Kevin Cash, not exactly known for his bat, gave the Sox an early jolt with a three-run homer to left. The fence was 201 feet down the line in left, 374 to center and an even 300 in right.
"That was pretty cool," said Cash. "I would have rather it been in a regular-season game but if it was going to be an exhibition game, I guess this was the right one for it to be in."
An inning later, Kevin Youkilis took aim at the short fence in left, popping a two-run homer.
"I think I'm not pitching," quipped Francona before the game when asked his thoughts on the facility that held the 1984 Summer Olympic Games.
For the Red Sox, the man entrusted with pitching was their knuckleball pitcher Tim Wakefield, who has always surrendered a lot of fly balls -- not exactly a recipe for success in the cozy baseball parameters of the Coliseum.
"I told Wake it's like the Kentucky Derby," Francona said. "Bring out the horse, put the blinders on. Don't let him see the surrounding area."
For what it's worth, Wakefield handled the surroundings just fine. When the knuckleball is dancing, it doesn't matter how close the fences are.
In his final tuneup before his regular-season debut next weekend in Toronto, Wakefield limited the Dodgers to just three hits and a run over five innings (plus two batters in the sixth). He walked one and struck out two. Of his 85 pitches, 55 were strikes.
The right-hander didn't hang around to discuss his outing with the press. According to clubhouse sources, there was no hot water in the showers of the visiting clubhouse so Wakefield and the regulars quickly exited back to Dodger Stadium.
Cold showers aside, baseball was secondary to the mere spectacle of Saturday's event.

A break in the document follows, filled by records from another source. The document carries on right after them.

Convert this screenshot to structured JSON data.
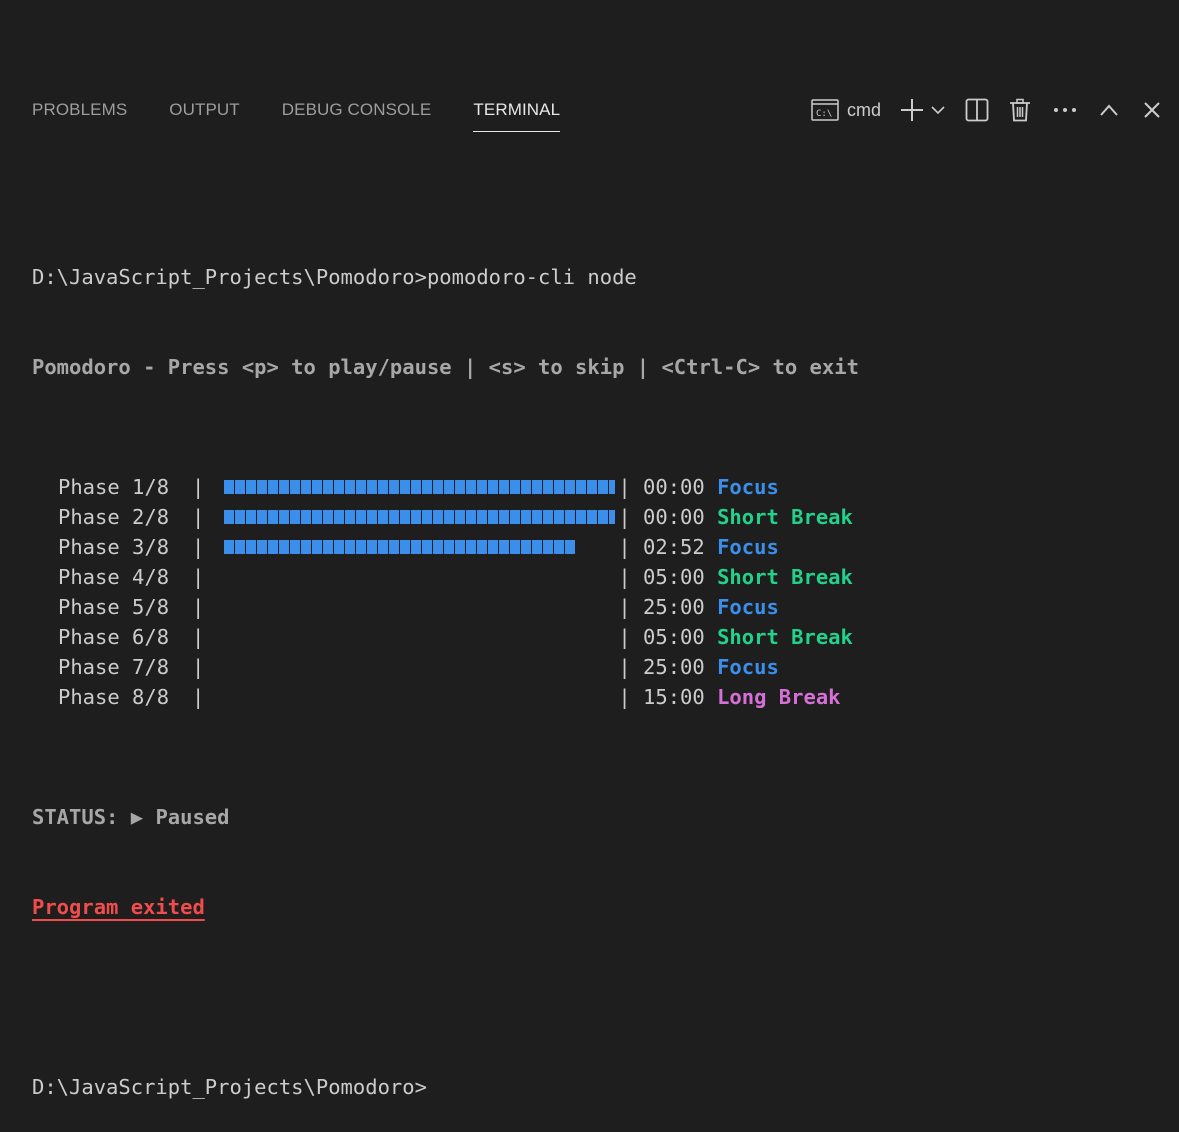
{
  "tabs": [
    {
      "label": "PROBLEMS",
      "active": false
    },
    {
      "label": "OUTPUT",
      "active": false
    },
    {
      "label": "DEBUG CONSOLE",
      "active": false
    },
    {
      "label": "TERMINAL",
      "active": true
    }
  ],
  "toolbar": {
    "shell_label": "cmd",
    "shell_icon": "terminal-cmd-icon",
    "icons": [
      "terminal-cmd-icon",
      "plus-icon",
      "chevron-down-icon",
      "split-icon",
      "trash-icon",
      "more-icon",
      "chevron-up-icon",
      "close-icon"
    ]
  },
  "terminal": {
    "prompt_command": "D:\\JavaScript_Projects\\Pomodoro>pomodoro-cli node",
    "header": "Pomodoro - Press <p> to play/pause | <s> to skip | <Ctrl-C> to exit",
    "phases": [
      {
        "name": "Phase 1/8",
        "progress": 1.0,
        "time": "00:00",
        "label": "Focus",
        "color": "#3b8eea"
      },
      {
        "name": "Phase 2/8",
        "progress": 1.0,
        "time": "00:00",
        "label": "Short Break",
        "color": "#23d18b"
      },
      {
        "name": "Phase 3/8",
        "progress": 0.9,
        "time": "02:52",
        "label": "Focus",
        "color": "#3b8eea"
      },
      {
        "name": "Phase 4/8",
        "progress": 0.0,
        "time": "05:00",
        "label": "Short Break",
        "color": "#23d18b"
      },
      {
        "name": "Phase 5/8",
        "progress": 0.0,
        "time": "25:00",
        "label": "Focus",
        "color": "#3b8eea"
      },
      {
        "name": "Phase 6/8",
        "progress": 0.0,
        "time": "05:00",
        "label": "Short Break",
        "color": "#23d18b"
      },
      {
        "name": "Phase 7/8",
        "progress": 0.0,
        "time": "25:00",
        "label": "Focus",
        "color": "#3b8eea"
      },
      {
        "name": "Phase 8/8",
        "progress": 0.0,
        "time": "15:00",
        "label": "Long Break",
        "color": "#d670d6"
      }
    ],
    "status_label": "STATUS:",
    "status_icon": "▶",
    "status_value": "Paused",
    "exit_message": "Program exited",
    "final_prompt": "D:\\JavaScript_Projects\\Pomodoro>"
  },
  "colors": {
    "background": "#1e1e1e",
    "focus": "#3b8eea",
    "short_break": "#23d18b",
    "long_break": "#d670d6",
    "error": "#f14c4c"
  }
}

For Sox center fielder Coco Crisp, an Inglewood, Calif., native, playing in the Coliseum was nothing short of a thrill.
"I came here one time when I was a kid to watch the Raiders play. Marcus Allen and Bo Jackson were playing," said Crisp. "This is cool. This is, for me, personally, like it was for Dice-K [Matsuzaka] going back to Japan. I'm not going to have the fan support he had, but just the feeling."
Crisp then described what it was like walking in from the Olympic portion of the stadium from beyond the wall in center field.
"It has a feel to it," Crisp said. "It has like a gladiator [feel] to it when you walk in. You feel like you should be holding a sword."
Francona joked about drawing up running plays for his offense in the stadium where USC plays its football games. Sox infielder Alex Cora was asked if he felt like bouncing off left tackle.
"It makes me feel like running a hundred meters," Cora said. "That's the cool thing, you run track in front of all these people and think of what it meant in the Olympics. You can't imagine that."
The whole night was a little surreal. Broadcasting legend Vin Scully gave an eloquent speech before the game. Lakers great Kareem Abdul-Jabbar threw one faulty first pitch, and then lofted a sky hook on the second try. By the way, Jabbar, all 7-foot-2 of him, posed for a photo with Sox second baseman Dustin Pedroia, one of the shortest players in baseball.
"My favorite part of the whole night was when there was a foul ball and, like 57 guys ran to protect Pamela Anderson," said Francona.
By the fourth inning, players sitting in front of both makeshift dugouts started doing the wave with the fans.
There were too many in-game ceremonies to keep track of.
"Everybody understood why," said Francona. "They did a good job. We knew what was going on."
Sunday marks the start of normalcy for the Sox. They'll finish their exhibition season with a game at Dodger Stadium, then venture to Oakland for their next Opening Day, which will take place Tuesday.
"I've never played in front of 115,000 and I've never been to Japan, but I have been to Oakland," said Francona. "I'll be excited to go out there and get things going."
Ian Browne is a reporter for MLB.com. This story was not subject to the approval of Major League Baseball or its clubs.